[Entries taken from a collection]
● ● ● ●

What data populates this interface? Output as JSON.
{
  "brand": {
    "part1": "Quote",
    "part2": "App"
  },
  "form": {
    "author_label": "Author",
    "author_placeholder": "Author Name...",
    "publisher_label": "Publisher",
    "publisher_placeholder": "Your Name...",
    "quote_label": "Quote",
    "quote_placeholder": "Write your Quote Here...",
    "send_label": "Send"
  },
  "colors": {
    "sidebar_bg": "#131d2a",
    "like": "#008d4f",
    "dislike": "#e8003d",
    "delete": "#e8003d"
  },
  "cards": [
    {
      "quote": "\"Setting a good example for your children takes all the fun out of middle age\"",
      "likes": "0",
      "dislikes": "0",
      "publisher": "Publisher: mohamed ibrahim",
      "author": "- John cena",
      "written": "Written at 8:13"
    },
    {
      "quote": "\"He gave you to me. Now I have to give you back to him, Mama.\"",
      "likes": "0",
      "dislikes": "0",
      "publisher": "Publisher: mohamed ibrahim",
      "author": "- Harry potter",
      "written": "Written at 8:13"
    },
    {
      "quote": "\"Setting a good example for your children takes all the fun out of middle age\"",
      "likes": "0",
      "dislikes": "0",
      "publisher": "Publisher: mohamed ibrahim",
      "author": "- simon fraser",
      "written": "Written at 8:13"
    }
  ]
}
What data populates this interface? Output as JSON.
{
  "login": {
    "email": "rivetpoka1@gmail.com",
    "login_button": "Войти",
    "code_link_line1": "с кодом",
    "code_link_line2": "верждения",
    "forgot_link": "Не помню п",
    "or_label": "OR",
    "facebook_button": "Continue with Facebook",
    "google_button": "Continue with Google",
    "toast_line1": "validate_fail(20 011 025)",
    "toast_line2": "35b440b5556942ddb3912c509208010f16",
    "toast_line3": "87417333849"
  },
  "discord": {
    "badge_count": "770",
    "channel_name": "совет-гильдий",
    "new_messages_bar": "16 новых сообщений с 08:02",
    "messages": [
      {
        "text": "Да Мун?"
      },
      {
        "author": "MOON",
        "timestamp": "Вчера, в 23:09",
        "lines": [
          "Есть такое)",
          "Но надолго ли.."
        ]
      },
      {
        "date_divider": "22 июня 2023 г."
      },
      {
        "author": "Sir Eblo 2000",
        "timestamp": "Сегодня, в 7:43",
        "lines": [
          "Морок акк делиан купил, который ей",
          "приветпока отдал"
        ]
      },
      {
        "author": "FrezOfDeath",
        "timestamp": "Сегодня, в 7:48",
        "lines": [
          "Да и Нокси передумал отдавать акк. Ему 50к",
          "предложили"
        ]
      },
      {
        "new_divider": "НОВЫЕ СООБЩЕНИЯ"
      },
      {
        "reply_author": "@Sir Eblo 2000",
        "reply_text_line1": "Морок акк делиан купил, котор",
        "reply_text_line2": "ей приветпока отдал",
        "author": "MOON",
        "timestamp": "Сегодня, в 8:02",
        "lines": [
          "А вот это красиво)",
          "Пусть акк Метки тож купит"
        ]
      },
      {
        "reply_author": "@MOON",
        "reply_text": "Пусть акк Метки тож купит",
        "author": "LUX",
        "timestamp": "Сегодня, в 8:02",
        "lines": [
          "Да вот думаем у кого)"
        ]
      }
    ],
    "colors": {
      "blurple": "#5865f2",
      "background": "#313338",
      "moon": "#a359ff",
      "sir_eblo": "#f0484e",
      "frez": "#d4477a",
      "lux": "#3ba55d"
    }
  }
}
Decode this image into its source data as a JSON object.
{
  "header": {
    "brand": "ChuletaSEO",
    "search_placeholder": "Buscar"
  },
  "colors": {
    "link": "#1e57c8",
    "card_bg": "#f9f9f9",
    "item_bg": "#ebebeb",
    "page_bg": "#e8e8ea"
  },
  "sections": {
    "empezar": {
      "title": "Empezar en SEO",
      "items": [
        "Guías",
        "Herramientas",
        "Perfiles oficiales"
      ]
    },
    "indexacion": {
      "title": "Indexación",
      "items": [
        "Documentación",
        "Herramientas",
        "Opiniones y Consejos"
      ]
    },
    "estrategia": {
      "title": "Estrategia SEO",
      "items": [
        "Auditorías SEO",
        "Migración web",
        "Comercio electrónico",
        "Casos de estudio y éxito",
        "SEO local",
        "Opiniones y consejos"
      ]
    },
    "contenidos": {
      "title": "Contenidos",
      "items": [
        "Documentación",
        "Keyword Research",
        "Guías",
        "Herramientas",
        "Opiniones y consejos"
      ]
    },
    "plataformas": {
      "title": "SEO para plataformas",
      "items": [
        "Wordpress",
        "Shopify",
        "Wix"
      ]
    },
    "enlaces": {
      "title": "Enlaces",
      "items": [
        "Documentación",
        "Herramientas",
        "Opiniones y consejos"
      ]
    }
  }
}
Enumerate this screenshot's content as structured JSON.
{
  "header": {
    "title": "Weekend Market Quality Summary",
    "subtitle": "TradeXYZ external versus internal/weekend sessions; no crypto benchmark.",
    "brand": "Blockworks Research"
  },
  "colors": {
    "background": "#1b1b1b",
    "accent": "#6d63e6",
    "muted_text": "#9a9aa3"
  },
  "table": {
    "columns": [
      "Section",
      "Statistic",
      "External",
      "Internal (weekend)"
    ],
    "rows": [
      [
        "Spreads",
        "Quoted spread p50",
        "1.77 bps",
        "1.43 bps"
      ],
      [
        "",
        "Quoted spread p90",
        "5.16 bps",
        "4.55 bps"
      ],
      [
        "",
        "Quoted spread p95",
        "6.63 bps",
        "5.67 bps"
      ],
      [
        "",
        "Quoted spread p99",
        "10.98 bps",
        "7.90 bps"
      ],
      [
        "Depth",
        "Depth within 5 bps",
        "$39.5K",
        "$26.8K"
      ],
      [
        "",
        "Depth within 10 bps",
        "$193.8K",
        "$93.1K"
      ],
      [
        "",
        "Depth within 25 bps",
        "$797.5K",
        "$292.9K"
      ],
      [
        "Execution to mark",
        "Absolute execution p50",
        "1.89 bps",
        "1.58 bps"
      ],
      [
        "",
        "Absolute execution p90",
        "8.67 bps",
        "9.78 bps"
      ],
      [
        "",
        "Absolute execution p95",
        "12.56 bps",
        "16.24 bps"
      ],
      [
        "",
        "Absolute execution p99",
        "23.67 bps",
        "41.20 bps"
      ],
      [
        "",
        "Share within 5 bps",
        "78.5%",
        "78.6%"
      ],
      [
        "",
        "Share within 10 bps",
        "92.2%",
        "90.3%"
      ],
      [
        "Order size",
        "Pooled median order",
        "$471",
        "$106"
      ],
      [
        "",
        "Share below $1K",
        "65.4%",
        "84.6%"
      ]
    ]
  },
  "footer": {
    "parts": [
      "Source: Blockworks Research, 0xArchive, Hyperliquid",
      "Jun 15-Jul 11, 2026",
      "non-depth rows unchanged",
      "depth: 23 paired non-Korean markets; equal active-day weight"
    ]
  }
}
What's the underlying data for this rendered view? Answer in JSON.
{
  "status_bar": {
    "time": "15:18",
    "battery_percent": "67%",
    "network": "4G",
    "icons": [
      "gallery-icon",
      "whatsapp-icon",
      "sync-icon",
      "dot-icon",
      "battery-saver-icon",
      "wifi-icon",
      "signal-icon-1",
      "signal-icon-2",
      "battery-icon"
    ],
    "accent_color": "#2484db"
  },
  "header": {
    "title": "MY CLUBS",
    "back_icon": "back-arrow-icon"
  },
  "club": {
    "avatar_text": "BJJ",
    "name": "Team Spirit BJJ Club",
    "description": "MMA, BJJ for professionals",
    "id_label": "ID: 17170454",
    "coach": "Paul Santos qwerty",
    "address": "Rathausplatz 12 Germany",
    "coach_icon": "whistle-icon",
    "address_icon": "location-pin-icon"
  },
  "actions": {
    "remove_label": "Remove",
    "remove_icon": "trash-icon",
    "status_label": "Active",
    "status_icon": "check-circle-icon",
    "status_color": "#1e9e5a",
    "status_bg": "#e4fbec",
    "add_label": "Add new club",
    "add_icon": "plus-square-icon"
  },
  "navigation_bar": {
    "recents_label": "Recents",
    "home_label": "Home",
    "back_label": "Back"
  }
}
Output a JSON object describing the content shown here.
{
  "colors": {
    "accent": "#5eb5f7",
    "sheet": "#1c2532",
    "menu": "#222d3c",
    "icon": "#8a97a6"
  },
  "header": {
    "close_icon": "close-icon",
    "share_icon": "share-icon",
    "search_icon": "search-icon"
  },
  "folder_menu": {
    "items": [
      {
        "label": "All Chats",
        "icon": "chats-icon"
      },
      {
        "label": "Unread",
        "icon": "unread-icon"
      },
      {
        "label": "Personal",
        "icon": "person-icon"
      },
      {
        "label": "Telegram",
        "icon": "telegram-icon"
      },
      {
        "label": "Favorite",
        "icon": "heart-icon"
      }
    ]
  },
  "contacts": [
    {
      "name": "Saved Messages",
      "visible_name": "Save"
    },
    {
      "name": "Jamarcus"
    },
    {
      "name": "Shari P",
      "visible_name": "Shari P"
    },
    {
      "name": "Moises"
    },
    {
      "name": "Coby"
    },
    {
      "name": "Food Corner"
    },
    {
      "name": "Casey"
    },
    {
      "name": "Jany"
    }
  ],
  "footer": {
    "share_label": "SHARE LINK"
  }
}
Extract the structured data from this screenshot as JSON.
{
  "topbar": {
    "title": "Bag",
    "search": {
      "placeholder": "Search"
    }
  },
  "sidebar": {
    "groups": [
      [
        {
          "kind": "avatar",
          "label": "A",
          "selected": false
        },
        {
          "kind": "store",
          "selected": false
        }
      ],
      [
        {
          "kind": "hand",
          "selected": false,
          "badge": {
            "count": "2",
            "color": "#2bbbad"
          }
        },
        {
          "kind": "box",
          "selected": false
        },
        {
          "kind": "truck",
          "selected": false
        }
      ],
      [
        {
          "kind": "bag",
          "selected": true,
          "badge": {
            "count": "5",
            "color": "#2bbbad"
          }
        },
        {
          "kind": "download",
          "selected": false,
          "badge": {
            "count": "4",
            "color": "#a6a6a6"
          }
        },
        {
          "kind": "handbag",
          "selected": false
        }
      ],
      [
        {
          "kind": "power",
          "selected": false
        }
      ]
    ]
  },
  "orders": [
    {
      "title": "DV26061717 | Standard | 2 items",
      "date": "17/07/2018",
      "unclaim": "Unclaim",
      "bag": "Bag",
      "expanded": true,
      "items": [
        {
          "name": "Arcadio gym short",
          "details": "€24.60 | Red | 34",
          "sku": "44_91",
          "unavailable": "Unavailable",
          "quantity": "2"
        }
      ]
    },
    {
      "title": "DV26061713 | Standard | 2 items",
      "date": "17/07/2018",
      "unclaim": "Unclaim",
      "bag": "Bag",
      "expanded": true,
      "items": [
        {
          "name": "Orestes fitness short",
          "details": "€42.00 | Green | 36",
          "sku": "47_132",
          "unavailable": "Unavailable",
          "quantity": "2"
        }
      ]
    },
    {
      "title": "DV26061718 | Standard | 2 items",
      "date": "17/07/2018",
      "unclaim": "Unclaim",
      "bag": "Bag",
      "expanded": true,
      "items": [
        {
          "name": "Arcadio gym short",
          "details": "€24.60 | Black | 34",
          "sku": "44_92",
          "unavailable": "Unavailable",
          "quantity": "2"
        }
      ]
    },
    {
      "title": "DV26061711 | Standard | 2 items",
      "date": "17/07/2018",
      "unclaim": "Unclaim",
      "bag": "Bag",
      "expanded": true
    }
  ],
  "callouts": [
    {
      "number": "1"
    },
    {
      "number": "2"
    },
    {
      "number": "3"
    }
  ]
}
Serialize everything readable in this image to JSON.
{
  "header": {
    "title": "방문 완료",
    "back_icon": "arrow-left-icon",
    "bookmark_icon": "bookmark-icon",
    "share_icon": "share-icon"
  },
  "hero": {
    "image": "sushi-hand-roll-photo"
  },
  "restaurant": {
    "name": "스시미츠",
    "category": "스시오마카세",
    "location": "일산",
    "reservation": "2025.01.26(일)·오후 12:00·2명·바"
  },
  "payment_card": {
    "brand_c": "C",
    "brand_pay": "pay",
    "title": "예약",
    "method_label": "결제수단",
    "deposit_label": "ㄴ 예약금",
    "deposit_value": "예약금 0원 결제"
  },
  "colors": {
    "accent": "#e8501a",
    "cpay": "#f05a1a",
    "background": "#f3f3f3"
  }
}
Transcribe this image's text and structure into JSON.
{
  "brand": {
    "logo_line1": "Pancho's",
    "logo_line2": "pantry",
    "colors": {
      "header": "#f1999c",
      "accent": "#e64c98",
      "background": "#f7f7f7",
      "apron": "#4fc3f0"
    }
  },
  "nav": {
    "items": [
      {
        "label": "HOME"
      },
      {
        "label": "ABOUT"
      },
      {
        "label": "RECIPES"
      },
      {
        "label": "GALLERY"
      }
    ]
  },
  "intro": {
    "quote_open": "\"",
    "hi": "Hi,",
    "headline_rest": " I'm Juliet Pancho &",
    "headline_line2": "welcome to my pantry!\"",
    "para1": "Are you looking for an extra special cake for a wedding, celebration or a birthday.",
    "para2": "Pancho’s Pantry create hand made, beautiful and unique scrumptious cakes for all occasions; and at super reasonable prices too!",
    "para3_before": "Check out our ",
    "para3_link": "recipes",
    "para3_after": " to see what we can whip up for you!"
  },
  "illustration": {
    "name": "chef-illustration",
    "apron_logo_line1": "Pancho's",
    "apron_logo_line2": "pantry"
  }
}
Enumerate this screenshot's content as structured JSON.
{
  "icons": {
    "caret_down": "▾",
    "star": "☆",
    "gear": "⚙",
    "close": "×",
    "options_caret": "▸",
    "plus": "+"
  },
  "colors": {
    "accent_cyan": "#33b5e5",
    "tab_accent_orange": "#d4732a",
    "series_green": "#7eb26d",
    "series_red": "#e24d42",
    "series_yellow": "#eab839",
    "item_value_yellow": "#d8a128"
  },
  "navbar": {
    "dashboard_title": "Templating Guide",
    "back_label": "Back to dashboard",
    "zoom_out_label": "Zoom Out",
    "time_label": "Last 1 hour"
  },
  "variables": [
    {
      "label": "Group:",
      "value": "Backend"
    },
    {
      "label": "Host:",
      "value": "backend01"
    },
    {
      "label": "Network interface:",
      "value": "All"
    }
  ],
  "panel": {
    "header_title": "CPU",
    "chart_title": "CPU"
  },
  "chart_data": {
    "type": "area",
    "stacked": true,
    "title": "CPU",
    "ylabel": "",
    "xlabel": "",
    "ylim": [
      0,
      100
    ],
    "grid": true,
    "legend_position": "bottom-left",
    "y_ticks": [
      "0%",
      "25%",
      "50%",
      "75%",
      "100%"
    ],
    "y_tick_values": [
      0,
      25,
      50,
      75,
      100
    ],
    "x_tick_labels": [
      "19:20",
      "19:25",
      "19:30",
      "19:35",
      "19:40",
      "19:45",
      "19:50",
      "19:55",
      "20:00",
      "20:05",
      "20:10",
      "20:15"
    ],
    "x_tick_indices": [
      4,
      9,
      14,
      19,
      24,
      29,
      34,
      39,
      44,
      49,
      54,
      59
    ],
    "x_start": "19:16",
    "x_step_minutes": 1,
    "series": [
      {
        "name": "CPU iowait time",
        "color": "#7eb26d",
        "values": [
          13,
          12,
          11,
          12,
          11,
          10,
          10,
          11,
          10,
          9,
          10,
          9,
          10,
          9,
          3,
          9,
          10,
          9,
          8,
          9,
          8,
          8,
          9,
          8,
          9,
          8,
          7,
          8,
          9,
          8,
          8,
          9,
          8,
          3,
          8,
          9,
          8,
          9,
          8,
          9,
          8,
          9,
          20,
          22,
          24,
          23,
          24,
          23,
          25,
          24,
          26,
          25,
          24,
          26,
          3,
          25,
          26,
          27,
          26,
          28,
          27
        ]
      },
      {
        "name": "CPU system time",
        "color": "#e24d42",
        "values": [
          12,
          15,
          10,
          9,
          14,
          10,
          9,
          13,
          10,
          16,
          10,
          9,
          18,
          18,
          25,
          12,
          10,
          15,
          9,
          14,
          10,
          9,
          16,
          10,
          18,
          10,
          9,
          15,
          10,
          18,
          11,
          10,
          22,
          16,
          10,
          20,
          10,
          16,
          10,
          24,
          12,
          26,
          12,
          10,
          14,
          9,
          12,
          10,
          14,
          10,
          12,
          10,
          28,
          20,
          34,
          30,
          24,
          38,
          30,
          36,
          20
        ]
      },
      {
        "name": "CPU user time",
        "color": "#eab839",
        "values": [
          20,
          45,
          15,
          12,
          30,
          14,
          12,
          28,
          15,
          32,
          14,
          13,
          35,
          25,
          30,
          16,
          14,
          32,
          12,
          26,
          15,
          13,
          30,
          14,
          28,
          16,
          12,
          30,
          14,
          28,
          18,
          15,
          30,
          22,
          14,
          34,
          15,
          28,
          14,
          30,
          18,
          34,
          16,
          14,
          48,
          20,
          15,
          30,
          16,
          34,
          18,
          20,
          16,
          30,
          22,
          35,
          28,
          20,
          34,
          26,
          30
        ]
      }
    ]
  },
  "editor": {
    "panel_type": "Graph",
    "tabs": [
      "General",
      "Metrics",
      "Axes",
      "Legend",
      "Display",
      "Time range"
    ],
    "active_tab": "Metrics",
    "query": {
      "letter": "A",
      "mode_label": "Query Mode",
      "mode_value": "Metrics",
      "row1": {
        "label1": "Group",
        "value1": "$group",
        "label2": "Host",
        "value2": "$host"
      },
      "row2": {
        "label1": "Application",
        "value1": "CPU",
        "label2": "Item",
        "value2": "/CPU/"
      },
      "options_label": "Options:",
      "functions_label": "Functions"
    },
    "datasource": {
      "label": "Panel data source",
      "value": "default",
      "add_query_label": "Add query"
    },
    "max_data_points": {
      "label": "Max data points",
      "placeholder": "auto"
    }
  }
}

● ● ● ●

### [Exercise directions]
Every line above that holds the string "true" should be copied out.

### [Your solution]
          "selected": true,
      "expanded": true,
      "expanded": true,
      "expanded": true,
      "expanded": true
    "stacked": true,
    "grid": true,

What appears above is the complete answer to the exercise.